“The city’s failure to collect garbage is evident in every high-density community. Uncollected garbage heaps are visible on street and intersections, open spaces and shopping centres. Refuse collection is erratic throughout high density suburbs.
“Council officials and councillors have always explained that this situation was due to broken down refuse collection vehicles and shortages of diesel,” the trust said.
HRT executive director Precious Shumba called on the City of Harare to ring-fence refuse collection revenues so that there is consistent provision of service.
“The revenues should only be used for the maintenance of refuse collection vehicles, payment of salaries for council workers doing waste management, purchase of new vehicles for refuse collection and upgrade of the waste collection system.
“The City of Harare should complete the construction of the biogas plant in Mbare high density suburb near Matapi Flats which was abandoned despite funding from the European Union and the City of Harare,” he said.
Environmentalist and Reyna Trust executive director Sydney Chisi said the continued accumulation of waste in cities and towns has reached alarming levels.
“Waste produces a very toxic gas called methane, which is almost four times more dangerous than carbon dioxide,” he said.
“The continued accumulation of waste in communities will produce that gas that would cause global warming and climate change.”
Chisi called for a swift disposal and ensuring that waste was managed more effectively.
Harare City has launched ‘Operation Chenesa Harare’ as part of a community-based waste management initiative.
It is a collaboration between non-governmental organisations (NGOs), government agencies and impacted communities.
It provides equipment, resources and training necessary to establish an effective waste management programme.
In his speech during the launch, Harare mayor Jacob Mafume said the conventional model of Solid Waste Management (SWM) adopted from the colonial era had proven to be ineffective, inefficient and unsustainable.
He said waste management efficiency under conventional methods was hindered by financial constraints that the city encounters since it operates under a tight budget.
Harare is also owed a lot of money by defaulting residents.
“This (defaults) has led to low waste collection levels or to situations where garbage collection operations do not occur at all. In turn, widespread illegal open dumping has been triggered, particularly in the high-density suburbs (HDS) of Harare,” Mafume said.
“Open dumping is not only a nuisance, but also an environmental problem which puts the health of residents at risk because open waste dumps are breeding grounds for mosquitos, rats, houseflies and other vectors of infectious diseases.”
Waste dumps are also a source of odours, water pollution, smoke emissions and greenhouse gases, which are a major cause for climate change.
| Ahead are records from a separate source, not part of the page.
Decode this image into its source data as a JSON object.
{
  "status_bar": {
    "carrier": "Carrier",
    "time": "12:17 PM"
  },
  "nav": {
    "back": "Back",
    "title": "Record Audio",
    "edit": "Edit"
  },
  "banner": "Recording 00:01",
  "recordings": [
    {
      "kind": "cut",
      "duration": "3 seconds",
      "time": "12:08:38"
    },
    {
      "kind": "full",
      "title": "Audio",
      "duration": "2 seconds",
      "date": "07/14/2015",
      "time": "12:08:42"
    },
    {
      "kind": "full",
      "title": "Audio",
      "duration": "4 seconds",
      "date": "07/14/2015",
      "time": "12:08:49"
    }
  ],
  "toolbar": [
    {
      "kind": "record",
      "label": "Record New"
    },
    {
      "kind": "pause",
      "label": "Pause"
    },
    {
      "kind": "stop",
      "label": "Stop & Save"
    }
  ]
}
Community-based solid waste management (CBSWM) is a waste management system that recognises the community as the active role player in cleaning up their neighbourhoods.
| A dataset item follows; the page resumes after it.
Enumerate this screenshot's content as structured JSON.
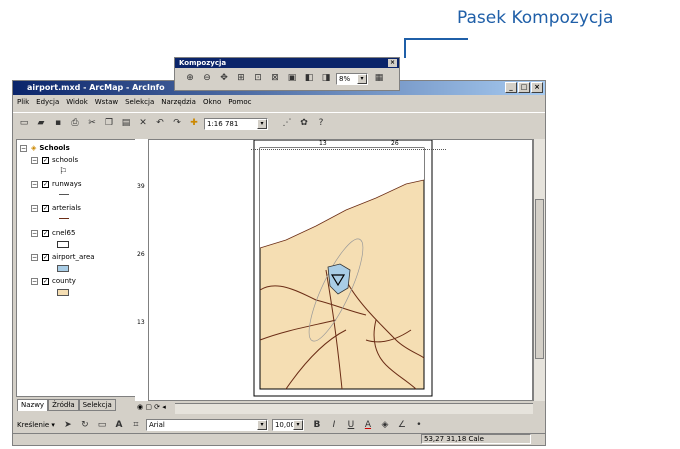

“The CBSWM approach is deep-seated on the principle of Kurt Lewin that states that people are likely to modify their own behaviour when they participate in problem solving, ”Mafume said.
“Thus, CBSWM gives people control over their environment to participate, maintain and improve its aesthetic value.
“The role of local communities is to practice sanitary behaviour achieved by keeping households and surroundings clean and storing waste in a designated bin or container.
“Other roles of local people include resource recovery actions and participation both in consultation and in administration or management of solid waste services,” he said.
Mafume said Harare collected solid waste once in two weeks in all industrial, high-density and low-density areas.
“In other words, Harare City Council is no longer providing adequate service within the central business district, industrial and the surrounding residential areas, hence this inadequate service delivery has led to the adoption of CBSWM,” he said.
“This is as a result of the city’s service fleet being overstretched. The low frequency of waste collection particularly in high density areas has prompted widespread illegal open dumping into open spaces, public drains, in streams and along the roads, open waste burning.”
Mafume said poor waste management performance had been spurred by rapid population growth, rural-urban migration in search of better living conditions, urbanisation and economic challenges currently being faced by the country.
He said local communities would take part in the removal and transportation of solid waste from dumps in communities to disposal sites.
“The compost generated by the community serves as the organic fertilizer and this reduces the amount of organic matter disposed of at Pomona Disposal Site,” Mafume said.